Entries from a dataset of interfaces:
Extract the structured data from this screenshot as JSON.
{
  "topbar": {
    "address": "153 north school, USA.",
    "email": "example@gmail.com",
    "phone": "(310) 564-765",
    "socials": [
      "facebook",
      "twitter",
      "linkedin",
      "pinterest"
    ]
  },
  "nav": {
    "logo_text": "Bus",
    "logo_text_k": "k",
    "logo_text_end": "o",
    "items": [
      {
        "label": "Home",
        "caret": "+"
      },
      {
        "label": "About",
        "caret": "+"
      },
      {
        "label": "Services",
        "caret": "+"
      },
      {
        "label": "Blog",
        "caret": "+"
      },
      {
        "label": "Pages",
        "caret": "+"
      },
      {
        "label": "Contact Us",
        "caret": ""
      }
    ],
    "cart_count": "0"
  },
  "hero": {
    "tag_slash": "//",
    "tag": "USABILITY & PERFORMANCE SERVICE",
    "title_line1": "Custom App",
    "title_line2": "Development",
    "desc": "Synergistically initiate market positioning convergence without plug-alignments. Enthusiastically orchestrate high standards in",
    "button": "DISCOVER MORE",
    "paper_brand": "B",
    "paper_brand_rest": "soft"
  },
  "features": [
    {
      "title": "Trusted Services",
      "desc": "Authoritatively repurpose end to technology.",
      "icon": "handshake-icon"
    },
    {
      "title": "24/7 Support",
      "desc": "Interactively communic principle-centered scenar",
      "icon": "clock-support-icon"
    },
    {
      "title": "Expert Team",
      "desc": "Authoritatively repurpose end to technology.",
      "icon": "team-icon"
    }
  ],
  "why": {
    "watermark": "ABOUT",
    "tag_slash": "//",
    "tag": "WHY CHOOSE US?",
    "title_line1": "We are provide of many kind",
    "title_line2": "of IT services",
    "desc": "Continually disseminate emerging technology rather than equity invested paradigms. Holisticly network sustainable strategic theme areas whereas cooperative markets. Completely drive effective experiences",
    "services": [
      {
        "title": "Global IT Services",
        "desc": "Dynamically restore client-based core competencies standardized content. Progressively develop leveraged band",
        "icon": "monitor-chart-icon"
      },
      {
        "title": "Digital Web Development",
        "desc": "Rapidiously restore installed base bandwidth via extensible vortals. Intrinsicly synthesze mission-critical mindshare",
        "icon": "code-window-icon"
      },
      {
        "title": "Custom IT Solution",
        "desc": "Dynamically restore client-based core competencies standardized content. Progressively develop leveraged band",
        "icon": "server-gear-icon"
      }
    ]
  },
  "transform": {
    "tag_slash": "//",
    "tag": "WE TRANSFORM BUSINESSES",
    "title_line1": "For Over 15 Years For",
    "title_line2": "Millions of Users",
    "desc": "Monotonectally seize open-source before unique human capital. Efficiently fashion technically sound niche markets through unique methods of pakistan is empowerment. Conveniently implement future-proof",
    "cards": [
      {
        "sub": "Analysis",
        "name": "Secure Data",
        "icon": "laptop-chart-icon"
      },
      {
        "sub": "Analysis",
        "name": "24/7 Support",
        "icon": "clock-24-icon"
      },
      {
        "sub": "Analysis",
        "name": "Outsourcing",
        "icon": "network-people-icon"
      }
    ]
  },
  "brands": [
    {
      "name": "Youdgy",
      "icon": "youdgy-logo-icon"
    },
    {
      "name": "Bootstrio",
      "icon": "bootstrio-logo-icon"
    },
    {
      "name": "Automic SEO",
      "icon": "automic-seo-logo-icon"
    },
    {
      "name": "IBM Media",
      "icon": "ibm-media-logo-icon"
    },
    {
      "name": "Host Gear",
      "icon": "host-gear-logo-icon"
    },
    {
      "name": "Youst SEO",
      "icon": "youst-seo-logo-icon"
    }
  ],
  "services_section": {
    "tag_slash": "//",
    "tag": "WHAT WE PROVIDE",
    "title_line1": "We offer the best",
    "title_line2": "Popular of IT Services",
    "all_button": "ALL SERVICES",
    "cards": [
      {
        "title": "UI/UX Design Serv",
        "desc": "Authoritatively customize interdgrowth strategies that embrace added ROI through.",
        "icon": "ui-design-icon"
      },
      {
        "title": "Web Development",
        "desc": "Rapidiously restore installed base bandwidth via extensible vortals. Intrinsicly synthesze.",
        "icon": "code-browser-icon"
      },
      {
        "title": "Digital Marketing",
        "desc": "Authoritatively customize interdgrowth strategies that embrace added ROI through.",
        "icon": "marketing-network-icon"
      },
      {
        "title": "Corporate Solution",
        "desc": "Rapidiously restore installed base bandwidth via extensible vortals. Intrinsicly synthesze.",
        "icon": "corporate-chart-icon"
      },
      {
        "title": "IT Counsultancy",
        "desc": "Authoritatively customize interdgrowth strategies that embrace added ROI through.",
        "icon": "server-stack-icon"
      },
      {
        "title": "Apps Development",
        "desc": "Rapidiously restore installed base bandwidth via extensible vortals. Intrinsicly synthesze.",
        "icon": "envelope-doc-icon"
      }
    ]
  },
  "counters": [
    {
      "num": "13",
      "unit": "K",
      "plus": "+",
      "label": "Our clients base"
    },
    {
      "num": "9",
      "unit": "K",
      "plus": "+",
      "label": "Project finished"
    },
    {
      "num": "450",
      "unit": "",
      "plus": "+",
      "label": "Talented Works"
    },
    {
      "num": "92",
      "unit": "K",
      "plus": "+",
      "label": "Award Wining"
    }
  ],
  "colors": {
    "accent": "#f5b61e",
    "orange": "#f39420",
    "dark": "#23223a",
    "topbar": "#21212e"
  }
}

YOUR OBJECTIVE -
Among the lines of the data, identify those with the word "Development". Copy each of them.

TASK OUTPUT -
    "title_line2": "Development",
        "title": "Digital Web Development",
        "title": "Web Development",
        "title": "Apps Development",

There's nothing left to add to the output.